Tuesday, March 30, 2010

Chard, Schmard!

One of the veggies that I'll be receiving from my CSA in May is Swiss Chard. I am clueless about this veggie so I Googled it and found out that it is a pretty, leafy green that has a slight peppery taste and is also bitter and pungent. ICK! So, my challenge begins right away!! I've already written my check to pay for my shared half-share in this CSA and I am NOT going to throw any unused, wilted veggies into my compost bin!! We are going to eat them and we are going to ENJOY them!! Hear that, husband and son?!?! Okay, so maybe we won't enjoy all of them, but I'm gonna give it the 'ole school try and search out easy (that's my key word for cooking: EASY) recipes that are tasty. (By the way, my research about Swiss Chard also revealed that a one cup serving has more than the daily recommended amount of vitamins K, A, and C. It also has lots of iron and fiber, like all leafy greens -- and who can't use some extra fiber as we age, huh?)

Here's the first Swiss Chard recipe that I found that looks simple, easy and tasty.
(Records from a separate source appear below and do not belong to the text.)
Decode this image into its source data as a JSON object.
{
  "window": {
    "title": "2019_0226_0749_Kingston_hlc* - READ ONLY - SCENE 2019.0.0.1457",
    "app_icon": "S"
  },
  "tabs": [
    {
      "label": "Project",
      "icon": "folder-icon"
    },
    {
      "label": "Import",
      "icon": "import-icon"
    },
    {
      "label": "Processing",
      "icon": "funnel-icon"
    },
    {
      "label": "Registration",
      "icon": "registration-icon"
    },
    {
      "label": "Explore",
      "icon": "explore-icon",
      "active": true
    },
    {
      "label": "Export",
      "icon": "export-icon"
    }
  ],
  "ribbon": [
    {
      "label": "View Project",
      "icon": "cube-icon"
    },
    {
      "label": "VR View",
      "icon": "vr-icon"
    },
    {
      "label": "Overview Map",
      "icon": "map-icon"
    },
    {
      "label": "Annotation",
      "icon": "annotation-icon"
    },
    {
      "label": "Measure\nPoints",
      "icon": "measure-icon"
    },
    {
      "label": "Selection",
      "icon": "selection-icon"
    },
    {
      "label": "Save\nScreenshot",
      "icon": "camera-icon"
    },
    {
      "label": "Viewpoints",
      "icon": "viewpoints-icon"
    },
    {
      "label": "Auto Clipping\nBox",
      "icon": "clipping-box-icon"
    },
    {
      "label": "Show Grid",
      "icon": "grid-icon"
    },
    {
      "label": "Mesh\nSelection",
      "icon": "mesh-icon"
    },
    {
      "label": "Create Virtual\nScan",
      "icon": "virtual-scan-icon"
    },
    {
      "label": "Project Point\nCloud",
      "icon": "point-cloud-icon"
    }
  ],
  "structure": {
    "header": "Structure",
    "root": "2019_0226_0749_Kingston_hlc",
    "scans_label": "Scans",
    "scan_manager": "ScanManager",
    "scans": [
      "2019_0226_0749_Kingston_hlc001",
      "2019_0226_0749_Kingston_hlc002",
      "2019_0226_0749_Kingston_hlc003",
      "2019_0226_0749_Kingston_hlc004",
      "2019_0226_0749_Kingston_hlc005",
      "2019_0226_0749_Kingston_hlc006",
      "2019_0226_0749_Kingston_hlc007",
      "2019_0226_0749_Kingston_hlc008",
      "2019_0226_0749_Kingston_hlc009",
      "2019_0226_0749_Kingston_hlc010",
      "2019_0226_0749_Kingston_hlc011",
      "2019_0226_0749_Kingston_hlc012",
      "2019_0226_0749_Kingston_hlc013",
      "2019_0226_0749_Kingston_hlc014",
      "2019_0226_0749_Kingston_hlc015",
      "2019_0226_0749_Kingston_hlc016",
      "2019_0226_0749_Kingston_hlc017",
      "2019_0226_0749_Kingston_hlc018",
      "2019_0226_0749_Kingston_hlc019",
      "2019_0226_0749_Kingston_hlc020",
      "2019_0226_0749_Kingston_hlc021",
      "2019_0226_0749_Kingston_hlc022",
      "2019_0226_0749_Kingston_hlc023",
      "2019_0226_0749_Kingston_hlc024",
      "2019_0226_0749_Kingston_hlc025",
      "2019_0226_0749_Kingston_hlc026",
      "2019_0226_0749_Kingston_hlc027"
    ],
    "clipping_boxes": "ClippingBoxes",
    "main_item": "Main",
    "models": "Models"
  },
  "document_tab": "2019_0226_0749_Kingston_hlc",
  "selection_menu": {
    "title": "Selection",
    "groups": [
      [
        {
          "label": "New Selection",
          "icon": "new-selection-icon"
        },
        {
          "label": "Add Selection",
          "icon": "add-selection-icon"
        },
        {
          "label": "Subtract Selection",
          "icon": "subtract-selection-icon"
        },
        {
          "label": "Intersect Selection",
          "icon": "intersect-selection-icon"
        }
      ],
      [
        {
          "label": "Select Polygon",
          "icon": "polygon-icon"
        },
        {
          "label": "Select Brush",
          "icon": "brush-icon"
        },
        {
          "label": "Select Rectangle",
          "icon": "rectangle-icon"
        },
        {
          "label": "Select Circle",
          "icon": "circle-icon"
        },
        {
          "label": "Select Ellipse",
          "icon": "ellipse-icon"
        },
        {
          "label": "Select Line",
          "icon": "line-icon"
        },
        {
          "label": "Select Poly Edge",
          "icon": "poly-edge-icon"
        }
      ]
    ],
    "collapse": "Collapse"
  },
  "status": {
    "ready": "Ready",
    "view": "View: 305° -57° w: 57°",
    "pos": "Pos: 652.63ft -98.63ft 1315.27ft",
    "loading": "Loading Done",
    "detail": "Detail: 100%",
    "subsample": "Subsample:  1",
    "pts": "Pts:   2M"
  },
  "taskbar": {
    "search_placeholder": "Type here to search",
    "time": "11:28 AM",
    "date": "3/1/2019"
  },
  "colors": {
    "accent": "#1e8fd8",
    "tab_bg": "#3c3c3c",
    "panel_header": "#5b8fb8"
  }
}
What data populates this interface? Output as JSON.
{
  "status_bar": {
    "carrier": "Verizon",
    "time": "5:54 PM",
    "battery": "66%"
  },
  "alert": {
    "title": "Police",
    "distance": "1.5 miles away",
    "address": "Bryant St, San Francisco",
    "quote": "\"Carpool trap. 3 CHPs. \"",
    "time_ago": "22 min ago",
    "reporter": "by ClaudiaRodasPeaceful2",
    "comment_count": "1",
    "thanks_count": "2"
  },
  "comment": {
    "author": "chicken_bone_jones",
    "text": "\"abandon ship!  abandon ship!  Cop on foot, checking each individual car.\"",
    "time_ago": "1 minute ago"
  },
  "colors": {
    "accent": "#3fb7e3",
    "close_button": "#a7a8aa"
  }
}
I love vinegar, so that's the kicker for me! Also, all of ingrediants (except the SC) are things I always have on hand. Bang! Cook it up and call it a side dish!

I found this recipe on www.Allrecipes.com.

Simple Swiss Chard
(Makes 2 servings)

2 tablespoons extra-virgin olive oil
4 cloves garlic, minced
1 bunch Swiss chard, stalks discarded, leaves cut into wide ribbons
1/4 cup balsamic vinegar
salt and pepper to taste

Heat the olive oil on a large skillet over medium heat. Stir in the garlic and cook until tender and aromatic, about 2 minutes. Add the Swiss chard and balsamic vinegar; cook and stir until the chard is wilted and tender, about 5 minutes. Season with salt and pepper and serve.
Nutritional Information
Amount Per Serving Calories: 172 | Total Fat: 13.8g | Cholesterol: 0mg


  1. Okay, I have to be honest -- I think that is going to be a hard sell! I am not a big chard fan -- my most successful uses have been in a dish similar to spinach madeline, but made with chard instead, and in soups -- Asian chicken noodle soup and Italian wedding soup come to mind. You may be better off with a recipe in which chard is not the focal point! Best of luck!

  2. I have a recipe I like for a yummy tortellini soup that uses a whole bag of fresh spinach. I bet we could use the chard there instead. I also have the advantage of being able to puree whatever we don't eat and feed it to the baby :)

  3. LOVE the CHARD! Lived upstairs from an Italian woman-straight from Italy-and she used to cook this-I finally barged in one night and begged her to tell me what she was doing....
    Olive oil, garlic, canned plum tomatoes (crushed), red pepper flakes, swiss chard (cut off stems below leaves, or chop stems before adding), basil, cannellini beans, salt & pepper, and parmesan cheese as you serve-FABULOUS!
    Add chicken, or chick peas, or add tomato paste and more water and make a soup with tortellini or elbows.